Two rockets were fired in central Baghdad Tuesday night, a military source told Fox News.

One hit an apartment building that was across from an Iraqi police station and near the headquarters of the Coalition Provisional Authority (search), which is in the central "green zone." Two civilians were injured in that attack.

Another hit a bus station. No injuries were reported there.

And in what appears to have been a separate attack, a rocket-propelled grenade apparently was shot at a propane station or storage area but the blast did not cause any gas to ignite.

Enemy fighters this month have fired mortars on the "green zone" compound. But there had been no firing in that area since the U.S. military launched Operation Iron Hammer (search) to strike at guerrilla hideouts in the city.

Some Baghdad residents on Tuesday said a projectile exploded near the Mansour Melia Hotel, located about 300 yards from the compound.

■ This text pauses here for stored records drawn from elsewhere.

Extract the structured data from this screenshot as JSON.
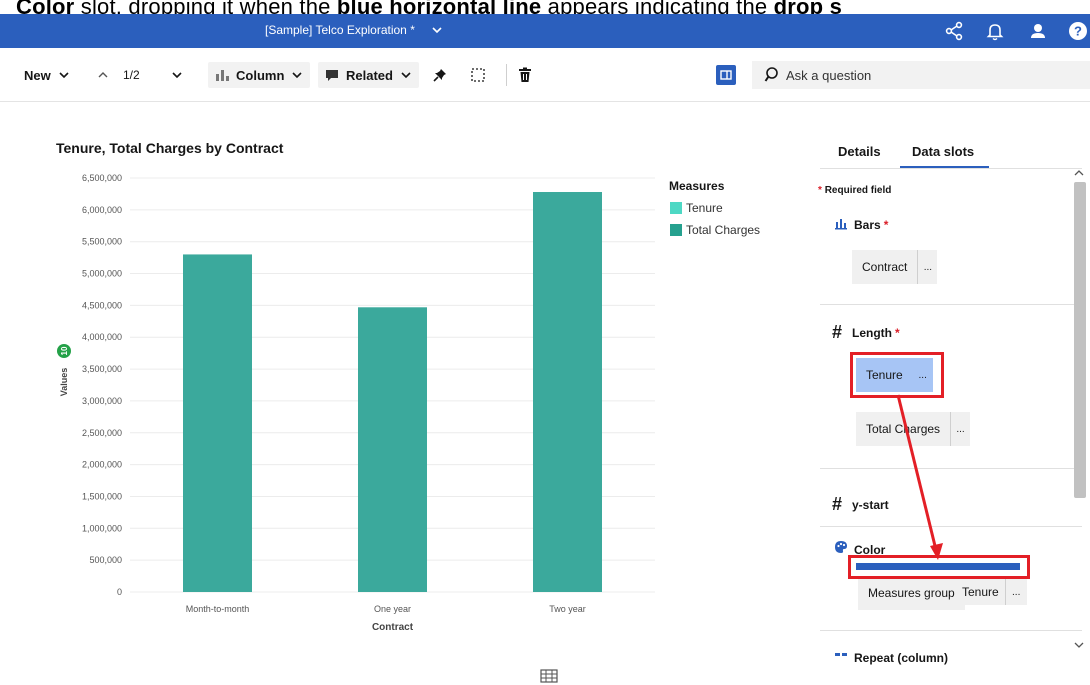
{
  "caption": {
    "pre": "Color",
    "mid1": " slot, dropping it when the ",
    "bold": "blue horizontal line",
    "mid2": " appears indicating the ",
    "tail": "drop s"
  },
  "topbar": {
    "title": "[Sample] Telco Exploration *",
    "color": "#2b5fbd"
  },
  "toolbar": {
    "new_label": "New",
    "page_indicator": "1/2",
    "column_label": "Column",
    "related_label": "Related",
    "ask_placeholder": "Ask a question"
  },
  "chart_data": {
    "type": "bar",
    "title": "Tenure, Total Charges by Contract",
    "xlabel": "Contract",
    "ylabel": "Values",
    "y_badge": "10",
    "categories": [
      "Month-to-month",
      "One year",
      "Two year"
    ],
    "values": [
      5300000,
      4470000,
      6280000
    ],
    "ylim": [
      0,
      6500000
    ],
    "yticks": [
      "0",
      "500,000",
      "1,000,000",
      "1,500,000",
      "2,000,000",
      "2,500,000",
      "3,000,000",
      "3,500,000",
      "4,000,000",
      "4,500,000",
      "5,000,000",
      "5,500,000",
      "6,000,000",
      "6,500,000"
    ],
    "bar_color": "#3ba99c",
    "legend": {
      "title": "Measures",
      "placement": "top-right",
      "items": [
        {
          "name": "Tenure",
          "color": "#4dd8c4"
        },
        {
          "name": "Total Charges",
          "color": "#26a18f"
        }
      ]
    }
  },
  "panel": {
    "tab_details": "Details",
    "tab_data_slots": "Data slots",
    "required_note": "Required field",
    "bars": {
      "title": "Bars",
      "item": "Contract"
    },
    "length": {
      "title": "Length",
      "item1": "Tenure",
      "item2": "Total Charges"
    },
    "ystart": {
      "title": "y-start"
    },
    "color": {
      "title": "Color",
      "item": "Measures group",
      "dragged": "Tenure"
    },
    "repeat": {
      "title": "Repeat (column)"
    },
    "more_glyph": "...",
    "star": "*"
  },
  "colors": {
    "accent": "#2b5fbd",
    "highlight_pill": "#a7c5f5",
    "annotation_red": "#e31f26"
  }
}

Following the loud blasts, which occurred after 8 p.m., sirens could be heard briefly from the west bank of the Tigris River, where the green zone — a one-square-mile area that encompasses several buildings — is located. Sporadic small arms fire could also be heard from the same area.

Chief civilian administrator L. Paul Bremer (search) said earlier Tuesday the enemy fighters' recent attacks on the coalition itself were not having the desired effect, so they were turning to Iraqis who help occupation forces.

"The security situation has changed," Bremer said at a press conference with Gen. John Abizaid (search), the chief of the U.S. Central Command.

"They have failed to intimidate the coalition," he said. "They have now begun a pattern of trying to intimidate innocent Iraqis. They will not succeed ... If Saddam taught the Iraqis nothing else it was how to endure the depredations of thugs."

Abizaid said that the number of daily attacks on coalition forces were down by about half over the last two weeks. He gave no figures but U.S. officials have said U.S. forces were being attacked on average of 30-35 times a day.

"In the past two weeks, these attacks have gone down, attacks against coalition forces, but unfortunately we find that attacks against Iraqis have increased," Abizaid said. He said the attacks had increased not only in number but in severity.

Fox News' Dana Lewis and The Associated Press contributed to this report.